> _ENTRIES SUPPLIED_
┄┄┄┄┄┄┄┄┄┄

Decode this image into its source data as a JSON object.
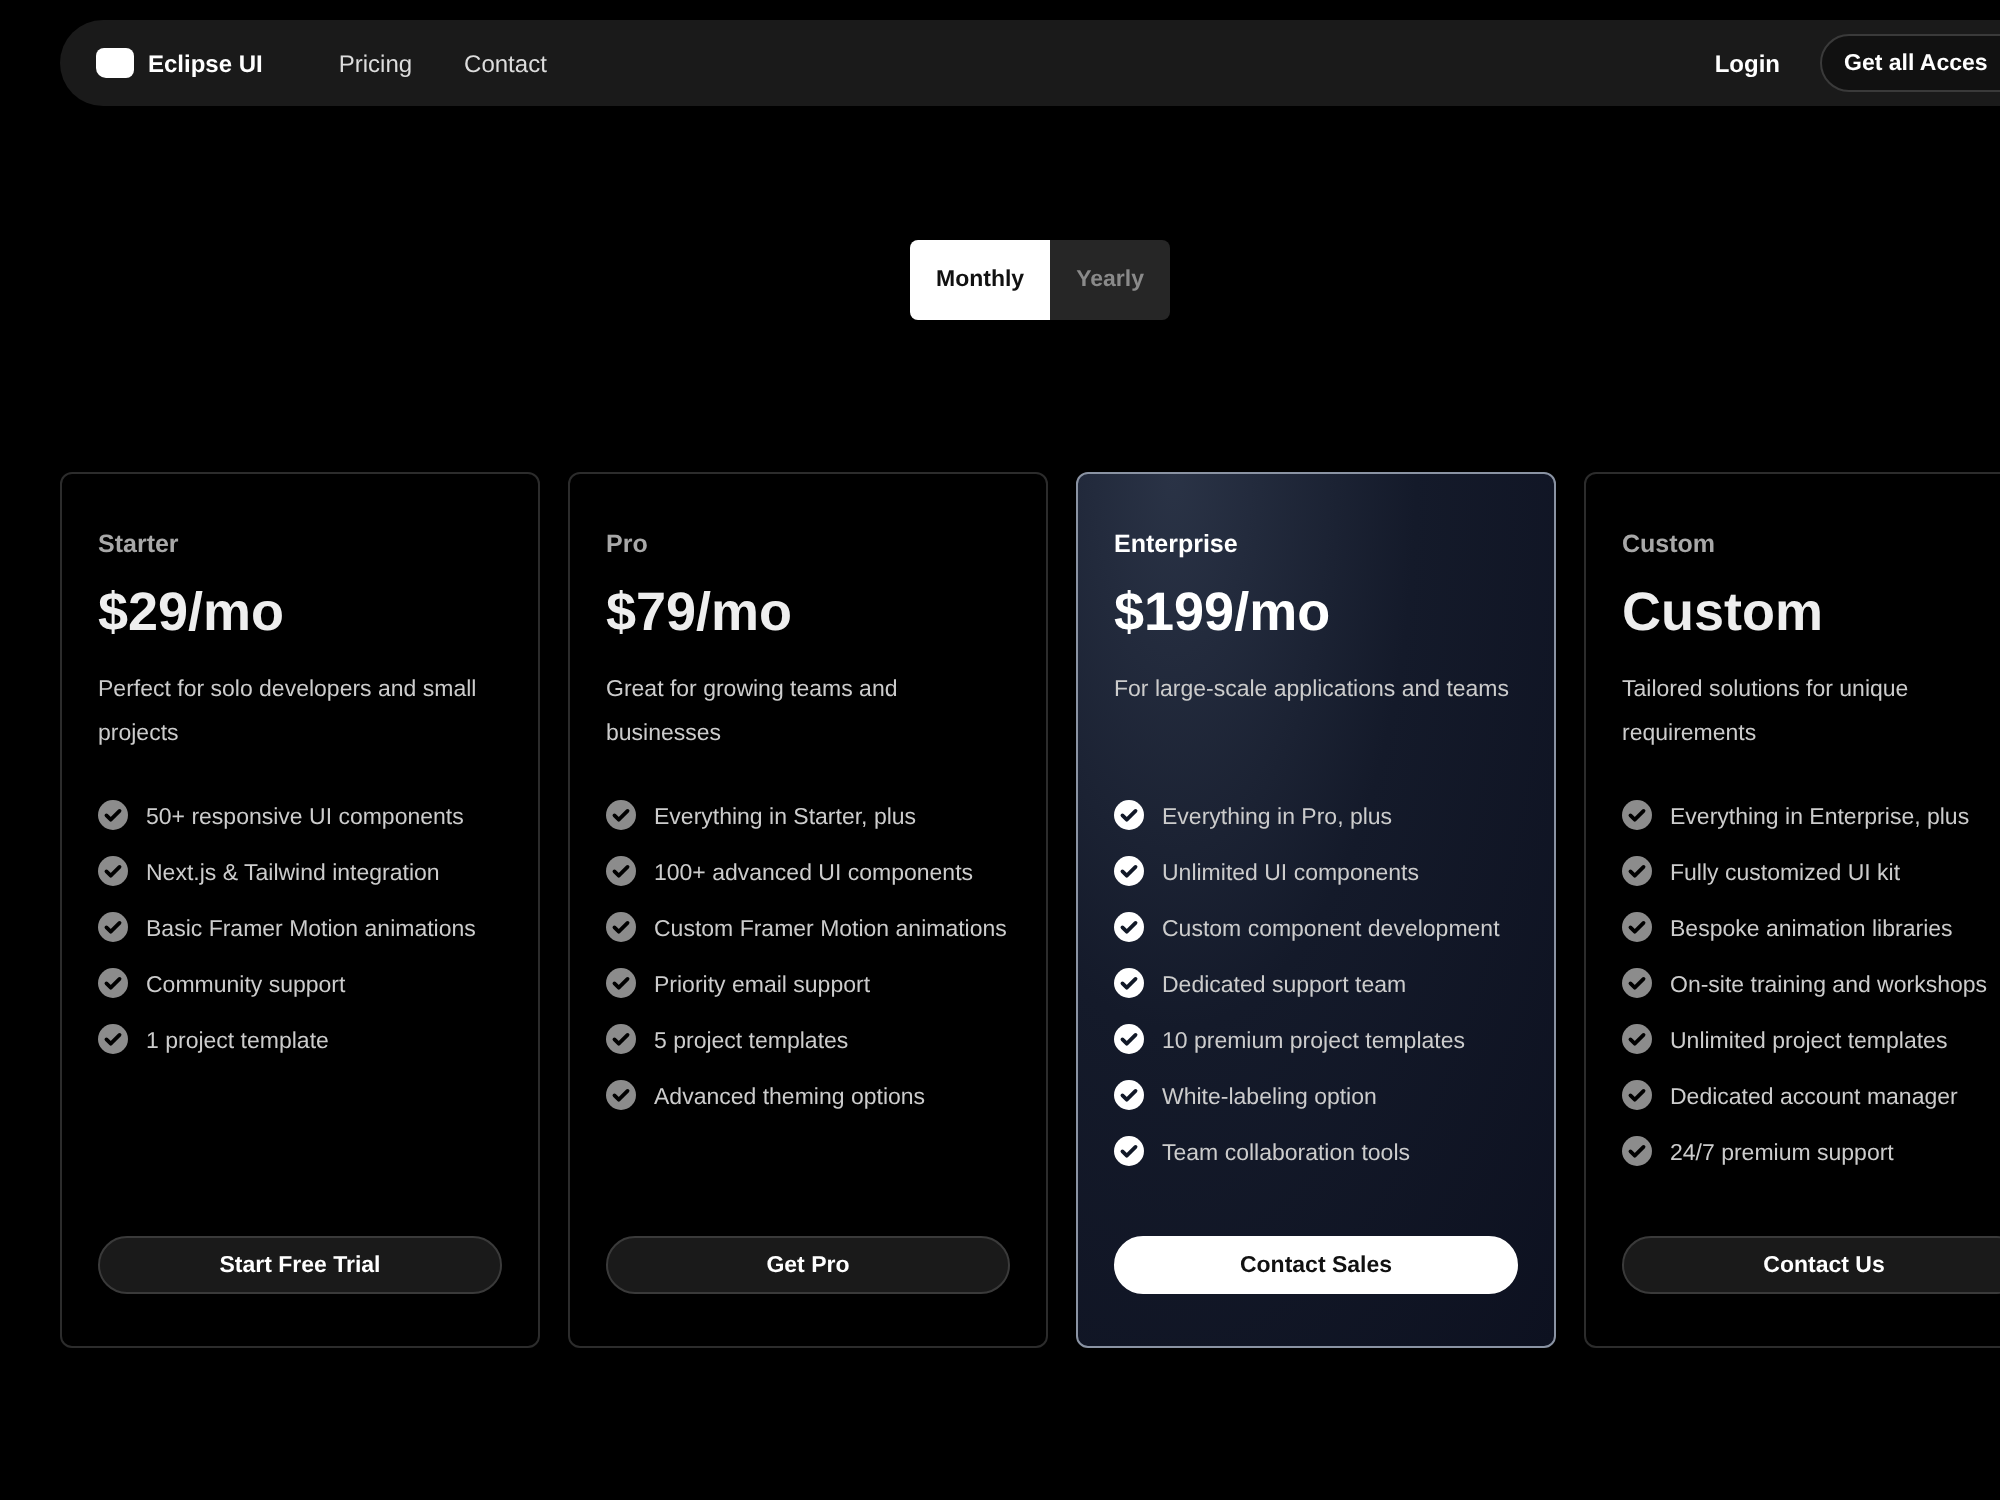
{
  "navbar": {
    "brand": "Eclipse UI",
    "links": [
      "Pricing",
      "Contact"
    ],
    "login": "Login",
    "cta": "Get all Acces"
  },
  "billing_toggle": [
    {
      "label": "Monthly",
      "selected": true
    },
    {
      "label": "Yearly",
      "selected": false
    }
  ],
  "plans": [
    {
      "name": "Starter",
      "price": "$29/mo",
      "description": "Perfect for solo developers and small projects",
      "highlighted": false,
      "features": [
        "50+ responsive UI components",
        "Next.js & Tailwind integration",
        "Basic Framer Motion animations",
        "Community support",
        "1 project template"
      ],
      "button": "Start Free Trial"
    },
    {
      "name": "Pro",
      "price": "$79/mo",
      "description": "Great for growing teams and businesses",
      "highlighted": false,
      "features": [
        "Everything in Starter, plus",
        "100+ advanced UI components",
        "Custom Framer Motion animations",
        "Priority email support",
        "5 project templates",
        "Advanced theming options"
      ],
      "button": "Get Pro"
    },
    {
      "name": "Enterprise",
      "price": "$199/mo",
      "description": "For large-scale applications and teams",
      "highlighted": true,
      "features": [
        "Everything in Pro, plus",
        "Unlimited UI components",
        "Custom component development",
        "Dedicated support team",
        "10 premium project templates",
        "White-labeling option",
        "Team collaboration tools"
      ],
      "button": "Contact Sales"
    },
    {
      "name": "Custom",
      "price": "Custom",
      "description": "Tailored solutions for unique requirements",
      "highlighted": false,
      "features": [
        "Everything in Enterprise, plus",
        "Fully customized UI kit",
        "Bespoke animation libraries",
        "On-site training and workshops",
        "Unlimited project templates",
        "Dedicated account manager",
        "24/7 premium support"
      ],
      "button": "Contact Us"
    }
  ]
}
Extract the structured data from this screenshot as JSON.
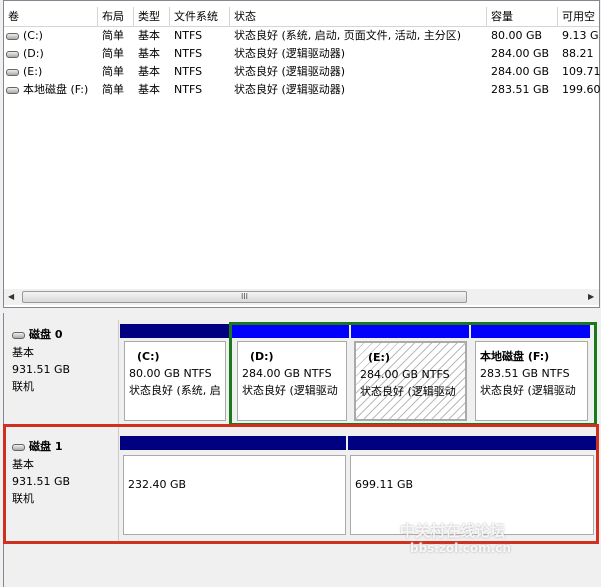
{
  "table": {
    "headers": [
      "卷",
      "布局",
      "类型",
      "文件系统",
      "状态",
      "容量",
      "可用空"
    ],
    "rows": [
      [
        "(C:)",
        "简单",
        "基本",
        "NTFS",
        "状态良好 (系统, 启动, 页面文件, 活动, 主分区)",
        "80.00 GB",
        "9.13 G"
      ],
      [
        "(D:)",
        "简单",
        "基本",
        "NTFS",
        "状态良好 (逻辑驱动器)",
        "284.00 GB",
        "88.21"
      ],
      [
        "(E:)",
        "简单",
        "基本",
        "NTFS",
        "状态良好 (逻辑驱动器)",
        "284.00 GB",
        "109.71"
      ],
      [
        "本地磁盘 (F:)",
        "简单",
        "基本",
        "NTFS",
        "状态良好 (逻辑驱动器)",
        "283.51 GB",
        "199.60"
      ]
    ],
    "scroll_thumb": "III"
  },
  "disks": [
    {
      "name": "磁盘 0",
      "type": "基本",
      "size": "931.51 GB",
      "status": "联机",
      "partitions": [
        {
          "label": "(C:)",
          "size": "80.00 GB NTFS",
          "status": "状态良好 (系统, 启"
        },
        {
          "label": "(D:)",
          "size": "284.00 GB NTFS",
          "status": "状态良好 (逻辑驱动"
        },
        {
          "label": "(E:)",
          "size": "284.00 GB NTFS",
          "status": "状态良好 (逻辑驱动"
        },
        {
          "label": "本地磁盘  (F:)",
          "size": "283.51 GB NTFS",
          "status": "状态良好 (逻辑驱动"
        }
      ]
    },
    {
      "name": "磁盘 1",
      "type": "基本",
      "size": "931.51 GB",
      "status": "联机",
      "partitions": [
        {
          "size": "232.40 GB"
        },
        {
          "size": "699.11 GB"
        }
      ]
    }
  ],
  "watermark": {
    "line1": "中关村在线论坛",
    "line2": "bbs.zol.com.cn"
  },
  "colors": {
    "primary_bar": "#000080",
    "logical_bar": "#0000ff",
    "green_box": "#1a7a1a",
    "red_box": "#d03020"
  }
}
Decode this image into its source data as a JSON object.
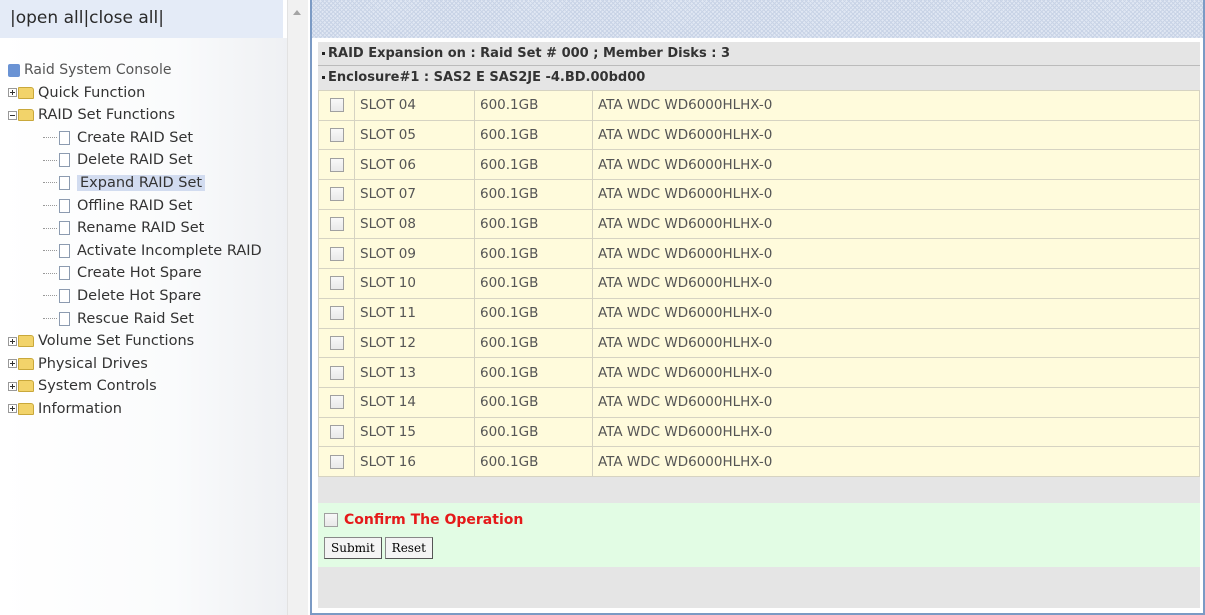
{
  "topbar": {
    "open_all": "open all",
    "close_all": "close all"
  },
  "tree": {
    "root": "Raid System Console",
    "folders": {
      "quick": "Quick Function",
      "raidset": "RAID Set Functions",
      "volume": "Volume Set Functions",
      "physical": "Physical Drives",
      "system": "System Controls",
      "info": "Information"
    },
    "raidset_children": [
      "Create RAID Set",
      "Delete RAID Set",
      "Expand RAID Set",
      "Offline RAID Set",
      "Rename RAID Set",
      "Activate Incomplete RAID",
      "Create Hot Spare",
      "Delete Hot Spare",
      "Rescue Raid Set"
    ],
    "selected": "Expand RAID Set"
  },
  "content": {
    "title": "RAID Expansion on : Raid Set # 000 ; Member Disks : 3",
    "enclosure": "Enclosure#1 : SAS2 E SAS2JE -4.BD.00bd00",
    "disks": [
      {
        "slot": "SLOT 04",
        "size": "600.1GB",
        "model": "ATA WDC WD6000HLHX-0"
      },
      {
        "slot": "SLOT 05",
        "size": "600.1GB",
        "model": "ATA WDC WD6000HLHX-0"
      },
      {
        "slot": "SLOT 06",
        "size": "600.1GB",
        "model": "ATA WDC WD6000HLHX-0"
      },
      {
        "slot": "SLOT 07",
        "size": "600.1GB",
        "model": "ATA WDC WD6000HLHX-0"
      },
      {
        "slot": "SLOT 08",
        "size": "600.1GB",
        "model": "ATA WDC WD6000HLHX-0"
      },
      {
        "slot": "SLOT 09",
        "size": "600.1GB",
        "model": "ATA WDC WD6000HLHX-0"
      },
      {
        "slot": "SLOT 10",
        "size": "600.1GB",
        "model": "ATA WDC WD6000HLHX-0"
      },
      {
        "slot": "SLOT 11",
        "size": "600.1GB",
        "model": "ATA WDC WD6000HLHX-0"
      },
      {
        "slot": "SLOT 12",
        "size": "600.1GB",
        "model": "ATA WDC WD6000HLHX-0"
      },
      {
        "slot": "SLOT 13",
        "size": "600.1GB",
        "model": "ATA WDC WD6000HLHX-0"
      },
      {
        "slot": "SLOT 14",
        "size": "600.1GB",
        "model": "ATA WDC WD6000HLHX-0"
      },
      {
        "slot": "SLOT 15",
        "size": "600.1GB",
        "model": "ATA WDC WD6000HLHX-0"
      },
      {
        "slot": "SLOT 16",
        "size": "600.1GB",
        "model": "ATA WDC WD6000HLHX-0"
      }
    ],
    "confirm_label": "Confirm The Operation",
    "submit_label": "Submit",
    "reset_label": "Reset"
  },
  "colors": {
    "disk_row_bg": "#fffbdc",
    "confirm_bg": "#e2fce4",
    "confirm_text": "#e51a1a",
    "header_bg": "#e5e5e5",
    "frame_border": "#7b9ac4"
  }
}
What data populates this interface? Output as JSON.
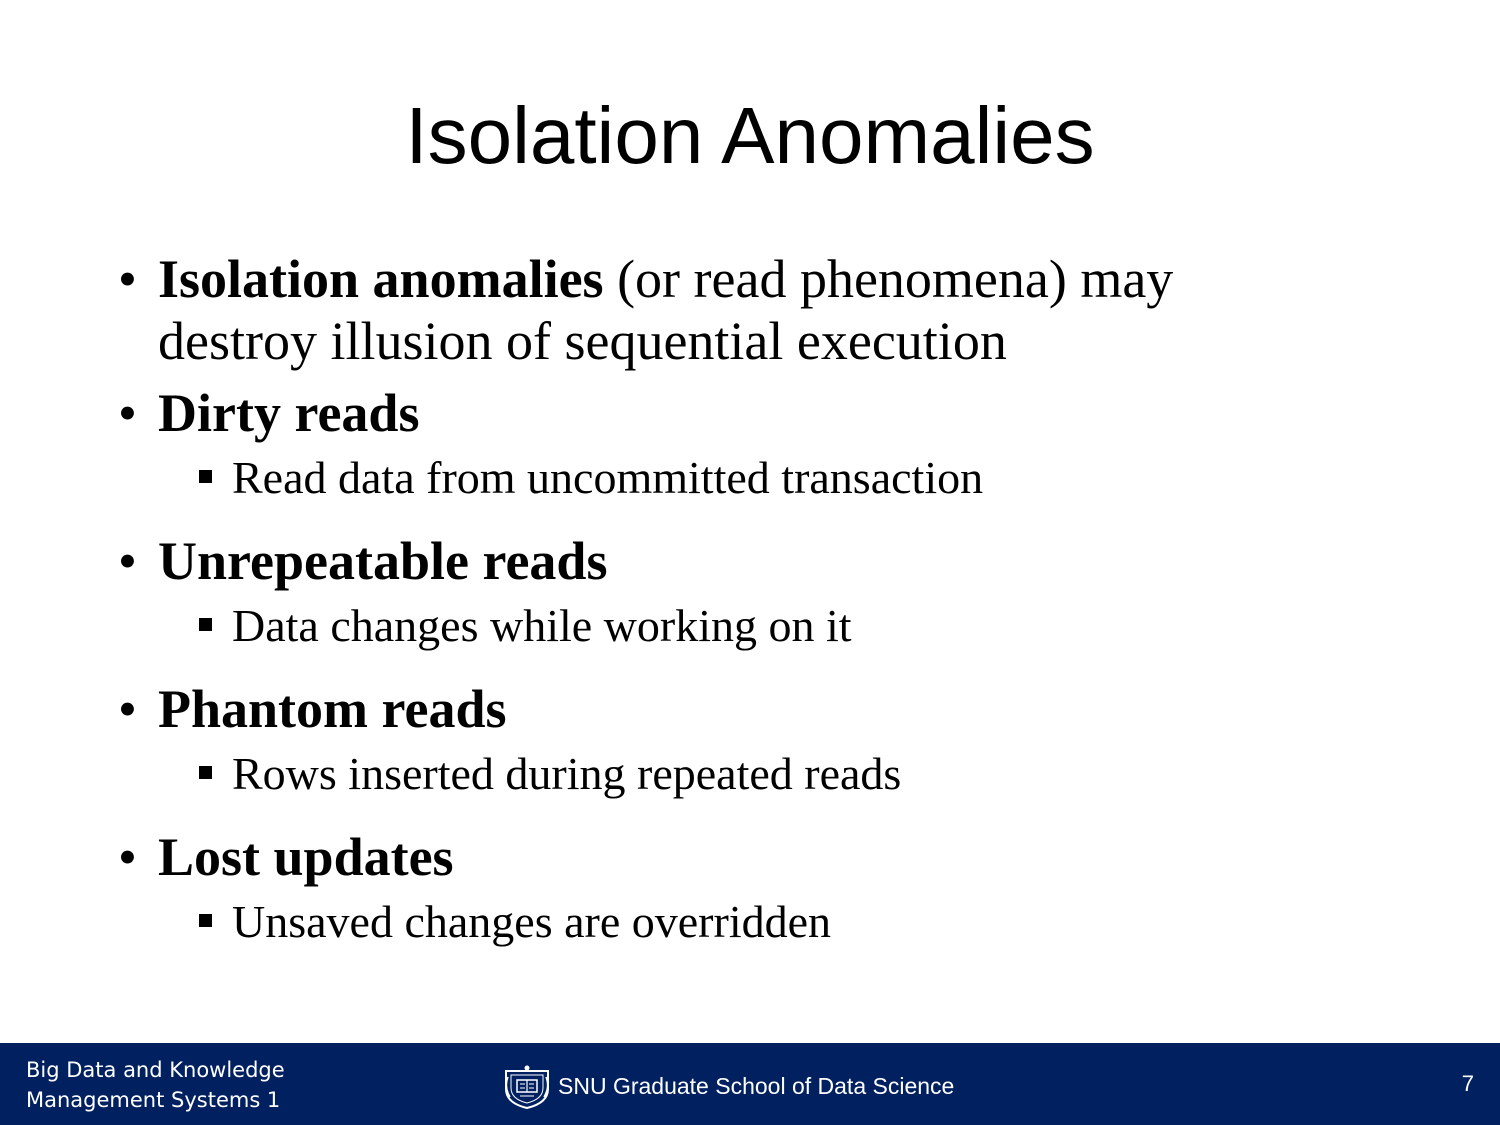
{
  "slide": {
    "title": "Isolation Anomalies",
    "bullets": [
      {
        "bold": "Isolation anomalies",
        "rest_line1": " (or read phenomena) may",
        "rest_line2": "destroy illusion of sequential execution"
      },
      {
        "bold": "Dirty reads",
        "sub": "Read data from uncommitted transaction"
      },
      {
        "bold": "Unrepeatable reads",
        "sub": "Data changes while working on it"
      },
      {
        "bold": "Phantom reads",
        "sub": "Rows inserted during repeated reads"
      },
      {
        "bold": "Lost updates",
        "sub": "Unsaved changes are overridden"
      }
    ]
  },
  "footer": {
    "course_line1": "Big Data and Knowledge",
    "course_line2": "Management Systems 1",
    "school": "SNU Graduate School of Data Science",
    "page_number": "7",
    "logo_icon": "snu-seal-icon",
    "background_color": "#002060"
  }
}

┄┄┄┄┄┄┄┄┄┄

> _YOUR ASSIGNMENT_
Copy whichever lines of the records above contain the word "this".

> _TASK RESPONSE_
Decode this image into its source data as a JSON object.
Extract the structured data from this screenshot as JSON.
Decode this image into its source data as a JSON object.
What data populates this interface? Output as JSON.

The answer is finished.